Dataset rows describing interfaces:
▼

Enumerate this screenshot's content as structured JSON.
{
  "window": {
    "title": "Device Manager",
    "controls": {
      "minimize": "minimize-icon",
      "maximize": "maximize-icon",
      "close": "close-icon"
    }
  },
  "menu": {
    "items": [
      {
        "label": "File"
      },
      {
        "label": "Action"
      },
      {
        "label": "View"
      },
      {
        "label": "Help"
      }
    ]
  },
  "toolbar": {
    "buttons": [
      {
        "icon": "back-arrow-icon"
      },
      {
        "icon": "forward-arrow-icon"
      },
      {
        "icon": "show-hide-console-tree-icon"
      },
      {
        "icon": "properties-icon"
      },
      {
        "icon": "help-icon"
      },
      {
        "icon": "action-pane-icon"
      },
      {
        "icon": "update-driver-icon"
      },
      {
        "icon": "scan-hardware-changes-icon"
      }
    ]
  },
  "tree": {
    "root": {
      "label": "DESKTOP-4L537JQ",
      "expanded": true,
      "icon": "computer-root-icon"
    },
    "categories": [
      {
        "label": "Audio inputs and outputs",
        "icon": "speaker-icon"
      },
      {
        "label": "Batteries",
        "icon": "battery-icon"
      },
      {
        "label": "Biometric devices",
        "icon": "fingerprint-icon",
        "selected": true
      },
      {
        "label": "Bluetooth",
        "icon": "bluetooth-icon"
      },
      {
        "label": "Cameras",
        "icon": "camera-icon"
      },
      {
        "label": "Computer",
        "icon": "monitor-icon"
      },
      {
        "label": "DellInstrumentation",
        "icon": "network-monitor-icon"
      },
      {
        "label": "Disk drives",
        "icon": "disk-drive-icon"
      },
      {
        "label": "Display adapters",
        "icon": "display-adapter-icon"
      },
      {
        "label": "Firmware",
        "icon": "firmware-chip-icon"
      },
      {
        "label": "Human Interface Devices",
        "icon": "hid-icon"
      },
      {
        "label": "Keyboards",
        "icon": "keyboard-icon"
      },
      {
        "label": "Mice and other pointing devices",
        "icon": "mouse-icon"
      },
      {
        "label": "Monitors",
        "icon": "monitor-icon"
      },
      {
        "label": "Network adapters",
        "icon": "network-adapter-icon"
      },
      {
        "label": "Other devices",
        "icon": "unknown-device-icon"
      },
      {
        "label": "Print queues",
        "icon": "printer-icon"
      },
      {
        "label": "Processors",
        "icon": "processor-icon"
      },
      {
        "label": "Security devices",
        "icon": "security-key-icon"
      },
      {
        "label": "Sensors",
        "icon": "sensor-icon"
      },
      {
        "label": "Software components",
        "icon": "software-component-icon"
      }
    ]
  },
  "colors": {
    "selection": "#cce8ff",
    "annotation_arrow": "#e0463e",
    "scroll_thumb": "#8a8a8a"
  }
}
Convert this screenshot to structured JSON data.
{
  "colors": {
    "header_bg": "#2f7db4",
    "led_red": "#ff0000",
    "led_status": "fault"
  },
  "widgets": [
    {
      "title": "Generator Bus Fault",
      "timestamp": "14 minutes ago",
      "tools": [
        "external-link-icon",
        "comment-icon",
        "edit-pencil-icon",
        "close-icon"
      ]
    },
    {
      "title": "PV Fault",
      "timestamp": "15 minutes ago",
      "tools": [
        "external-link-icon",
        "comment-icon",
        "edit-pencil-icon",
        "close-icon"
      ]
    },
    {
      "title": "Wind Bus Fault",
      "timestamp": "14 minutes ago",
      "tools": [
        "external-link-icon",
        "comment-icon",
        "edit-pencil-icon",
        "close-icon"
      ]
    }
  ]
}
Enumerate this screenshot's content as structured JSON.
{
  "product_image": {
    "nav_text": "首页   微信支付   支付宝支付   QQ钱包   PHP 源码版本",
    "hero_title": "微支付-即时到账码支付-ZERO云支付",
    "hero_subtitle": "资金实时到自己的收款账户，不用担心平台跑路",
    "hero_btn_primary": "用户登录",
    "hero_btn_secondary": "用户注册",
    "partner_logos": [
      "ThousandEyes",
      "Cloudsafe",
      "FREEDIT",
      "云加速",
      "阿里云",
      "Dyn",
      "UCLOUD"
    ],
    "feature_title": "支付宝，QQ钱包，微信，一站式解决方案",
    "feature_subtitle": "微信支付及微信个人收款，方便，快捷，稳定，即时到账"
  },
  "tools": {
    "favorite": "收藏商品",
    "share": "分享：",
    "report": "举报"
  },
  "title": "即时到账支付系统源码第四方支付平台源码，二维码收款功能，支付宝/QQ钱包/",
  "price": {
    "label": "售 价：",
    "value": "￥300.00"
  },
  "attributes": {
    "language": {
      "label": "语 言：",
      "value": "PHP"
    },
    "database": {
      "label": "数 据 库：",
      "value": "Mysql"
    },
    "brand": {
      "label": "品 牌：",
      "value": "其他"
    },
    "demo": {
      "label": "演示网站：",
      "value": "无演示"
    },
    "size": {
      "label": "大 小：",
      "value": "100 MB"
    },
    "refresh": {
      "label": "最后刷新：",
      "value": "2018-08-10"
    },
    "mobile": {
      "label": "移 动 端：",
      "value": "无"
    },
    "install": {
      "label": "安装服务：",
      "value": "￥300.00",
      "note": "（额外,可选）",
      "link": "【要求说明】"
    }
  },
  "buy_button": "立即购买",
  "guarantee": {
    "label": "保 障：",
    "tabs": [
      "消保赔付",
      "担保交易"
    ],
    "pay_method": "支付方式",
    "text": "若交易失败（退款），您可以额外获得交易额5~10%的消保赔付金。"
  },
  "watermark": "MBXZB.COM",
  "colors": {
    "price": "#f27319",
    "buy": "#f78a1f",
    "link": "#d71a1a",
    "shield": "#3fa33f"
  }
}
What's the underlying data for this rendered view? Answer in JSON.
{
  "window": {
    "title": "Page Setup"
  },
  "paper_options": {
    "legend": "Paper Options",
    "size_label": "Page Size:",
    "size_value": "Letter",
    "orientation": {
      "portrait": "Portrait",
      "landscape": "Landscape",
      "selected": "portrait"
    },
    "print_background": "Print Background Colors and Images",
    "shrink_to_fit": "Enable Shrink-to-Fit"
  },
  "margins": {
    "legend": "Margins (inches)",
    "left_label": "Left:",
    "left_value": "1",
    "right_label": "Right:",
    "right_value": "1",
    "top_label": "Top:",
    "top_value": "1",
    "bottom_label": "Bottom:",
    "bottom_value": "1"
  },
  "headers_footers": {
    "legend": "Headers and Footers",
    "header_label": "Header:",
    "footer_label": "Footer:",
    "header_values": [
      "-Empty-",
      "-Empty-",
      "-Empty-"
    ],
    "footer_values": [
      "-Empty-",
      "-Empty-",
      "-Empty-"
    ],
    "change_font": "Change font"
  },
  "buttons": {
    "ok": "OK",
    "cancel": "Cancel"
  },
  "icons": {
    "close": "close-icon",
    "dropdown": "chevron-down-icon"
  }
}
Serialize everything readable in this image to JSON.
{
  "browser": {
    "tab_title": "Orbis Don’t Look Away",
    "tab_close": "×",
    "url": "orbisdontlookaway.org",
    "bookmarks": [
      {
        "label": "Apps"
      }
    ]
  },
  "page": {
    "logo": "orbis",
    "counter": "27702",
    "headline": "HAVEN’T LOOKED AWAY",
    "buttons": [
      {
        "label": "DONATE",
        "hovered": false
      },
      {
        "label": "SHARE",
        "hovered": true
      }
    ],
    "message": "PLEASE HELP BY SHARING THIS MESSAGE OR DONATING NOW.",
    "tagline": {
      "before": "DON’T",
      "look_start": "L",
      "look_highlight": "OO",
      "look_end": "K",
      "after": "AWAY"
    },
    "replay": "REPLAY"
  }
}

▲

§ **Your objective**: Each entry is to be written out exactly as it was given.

§ **Result of this task**:
Enumerate this screenshot's content as structured JSON.
{
  "window": {
    "title": "Device Manager",
    "controls": {
      "minimize": "minimize-icon",
      "maximize": "maximize-icon",
      "close": "close-icon"
    }
  },
  "menu": {
    "items": [
      {
        "label": "File"
      },
      {
        "label": "Action"
      },
      {
        "label": "View"
      },
      {
        "label": "Help"
      }
    ]
  },
  "toolbar": {
    "buttons": [
      {
        "icon": "back-arrow-icon"
      },
      {
        "icon": "forward-arrow-icon"
      },
      {
        "icon": "show-hide-console-tree-icon"
      },
      {
        "icon": "properties-icon"
      },
      {
        "icon": "help-icon"
      },
      {
        "icon": "action-pane-icon"
      },
      {
        "icon": "update-driver-icon"
      },
      {
        "icon": "scan-hardware-changes-icon"
      }
    ]
  },
  "tree": {
    "root": {
      "label": "DESKTOP-4L537JQ",
      "expanded": true,
      "icon": "computer-root-icon"
    },
    "categories": [
      {
        "label": "Audio inputs and outputs",
        "icon": "speaker-icon"
      },
      {
        "label": "Batteries",
        "icon": "battery-icon"
      },
      {
        "label": "Biometric devices",
        "icon": "fingerprint-icon",
        "selected": true
      },
      {
        "label": "Bluetooth",
        "icon": "bluetooth-icon"
      },
      {
        "label": "Cameras",
        "icon": "camera-icon"
      },
      {
        "label": "Computer",
        "icon": "monitor-icon"
      },
      {
        "label": "DellInstrumentation",
        "icon": "network-monitor-icon"
      },
      {
        "label": "Disk drives",
        "icon": "disk-drive-icon"
      },
      {
        "label": "Display adapters",
        "icon": "display-adapter-icon"
      },
      {
        "label": "Firmware",
        "icon": "firmware-chip-icon"
      },
      {
        "label": "Human Interface Devices",
        "icon": "hid-icon"
      },
      {
        "label": "Keyboards",
        "icon": "keyboard-icon"
      },
      {
        "label": "Mice and other pointing devices",
        "icon": "mouse-icon"
      },
      {
        "label": "Monitors",
        "icon": "monitor-icon"
      },
      {
        "label": "Network adapters",
        "icon": "network-adapter-icon"
      },
      {
        "label": "Other devices",
        "icon": "unknown-device-icon"
      },
      {
        "label": "Print queues",
        "icon": "printer-icon"
      },
      {
        "label": "Processors",
        "icon": "processor-icon"
      },
      {
        "label": "Security devices",
        "icon": "security-key-icon"
      },
      {
        "label": "Sensors",
        "icon": "sensor-icon"
      },
      {
        "label": "Software components",
        "icon": "software-component-icon"
      }
    ]
  },
  "colors": {
    "selection": "#cce8ff",
    "annotation_arrow": "#e0463e",
    "scroll_thumb": "#8a8a8a"
  }
}
Convert this screenshot to structured JSON data.
{
  "colors": {
    "header_bg": "#2f7db4",
    "led_red": "#ff0000",
    "led_status": "fault"
  },
  "widgets": [
    {
      "title": "Generator Bus Fault",
      "timestamp": "14 minutes ago",
      "tools": [
        "external-link-icon",
        "comment-icon",
        "edit-pencil-icon",
        "close-icon"
      ]
    },
    {
      "title": "PV Fault",
      "timestamp": "15 minutes ago",
      "tools": [
        "external-link-icon",
        "comment-icon",
        "edit-pencil-icon",
        "close-icon"
      ]
    },
    {
      "title": "Wind Bus Fault",
      "timestamp": "14 minutes ago",
      "tools": [
        "external-link-icon",
        "comment-icon",
        "edit-pencil-icon",
        "close-icon"
      ]
    }
  ]
}
Enumerate this screenshot's content as structured JSON.
{
  "product_image": {
    "nav_text": "首页   微信支付   支付宝支付   QQ钱包   PHP 源码版本",
    "hero_title": "微支付-即时到账码支付-ZERO云支付",
    "hero_subtitle": "资金实时到自己的收款账户，不用担心平台跑路",
    "hero_btn_primary": "用户登录",
    "hero_btn_secondary": "用户注册",
    "partner_logos": [
      "ThousandEyes",
      "Cloudsafe",
      "FREEDIT",
      "云加速",
      "阿里云",
      "Dyn",
      "UCLOUD"
    ],
    "feature_title": "支付宝，QQ钱包，微信，一站式解决方案",
    "feature_subtitle": "微信支付及微信个人收款，方便，快捷，稳定，即时到账"
  },
  "tools": {
    "favorite": "收藏商品",
    "share": "分享：",
    "report": "举报"
  },
  "title": "即时到账支付系统源码第四方支付平台源码，二维码收款功能，支付宝/QQ钱包/",
  "price": {
    "label": "售 价：",
    "value": "￥300.00"
  },
  "attributes": {
    "language": {
      "label": "语 言：",
      "value": "PHP"
    },
    "database": {
      "label": "数 据 库：",
      "value": "Mysql"
    },
    "brand": {
      "label": "品 牌：",
      "value": "其他"
    },
    "demo": {
      "label": "演示网站：",
      "value": "无演示"
    },
    "size": {
      "label": "大 小：",
      "value": "100 MB"
    },
    "refresh": {
      "label": "最后刷新：",
      "value": "2018-08-10"
    },
    "mobile": {
      "label": "移 动 端：",
      "value": "无"
    },
    "install": {
      "label": "安装服务：",
      "value": "￥300.00",
      "note": "（额外,可选）",
      "link": "【要求说明】"
    }
  },
  "buy_button": "立即购买",
  "guarantee": {
    "label": "保 障：",
    "tabs": [
      "消保赔付",
      "担保交易"
    ],
    "pay_method": "支付方式",
    "text": "若交易失败（退款），您可以额外获得交易额5~10%的消保赔付金。"
  },
  "watermark": "MBXZB.COM",
  "colors": {
    "price": "#f27319",
    "buy": "#f78a1f",
    "link": "#d71a1a",
    "shield": "#3fa33f"
  }
}
What's the underlying data for this rendered view? Answer in JSON.
{
  "window": {
    "title": "Page Setup"
  },
  "paper_options": {
    "legend": "Paper Options",
    "size_label": "Page Size:",
    "size_value": "Letter",
    "orientation": {
      "portrait": "Portrait",
      "landscape": "Landscape",
      "selected": "portrait"
    },
    "print_background": "Print Background Colors and Images",
    "shrink_to_fit": "Enable Shrink-to-Fit"
  },
  "margins": {
    "legend": "Margins (inches)",
    "left_label": "Left:",
    "left_value": "1",
    "right_label": "Right:",
    "right_value": "1",
    "top_label": "Top:",
    "top_value": "1",
    "bottom_label": "Bottom:",
    "bottom_value": "1"
  },
  "headers_footers": {
    "legend": "Headers and Footers",
    "header_label": "Header:",
    "footer_label": "Footer:",
    "header_values": [
      "-Empty-",
      "-Empty-",
      "-Empty-"
    ],
    "footer_values": [
      "-Empty-",
      "-Empty-",
      "-Empty-"
    ],
    "change_font": "Change font"
  },
  "buttons": {
    "ok": "OK",
    "cancel": "Cancel"
  },
  "icons": {
    "close": "close-icon",
    "dropdown": "chevron-down-icon"
  }
}
Serialize everything readable in this image to JSON.
{
  "browser": {
    "tab_title": "Orbis Don’t Look Away",
    "tab_close": "×",
    "url": "orbisdontlookaway.org",
    "bookmarks": [
      {
        "label": "Apps"
      }
    ]
  },
  "page": {
    "logo": "orbis",
    "counter": "27702",
    "headline": "HAVEN’T LOOKED AWAY",
    "buttons": [
      {
        "label": "DONATE",
        "hovered": false
      },
      {
        "label": "SHARE",
        "hovered": true
      }
    ],
    "message": "PLEASE HELP BY SHARING THIS MESSAGE OR DONATING NOW.",
    "tagline": {
      "before": "DON’T",
      "look_start": "L",
      "look_highlight": "OO",
      "look_end": "K",
      "after": "AWAY"
    },
    "replay": "REPLAY"
  }
}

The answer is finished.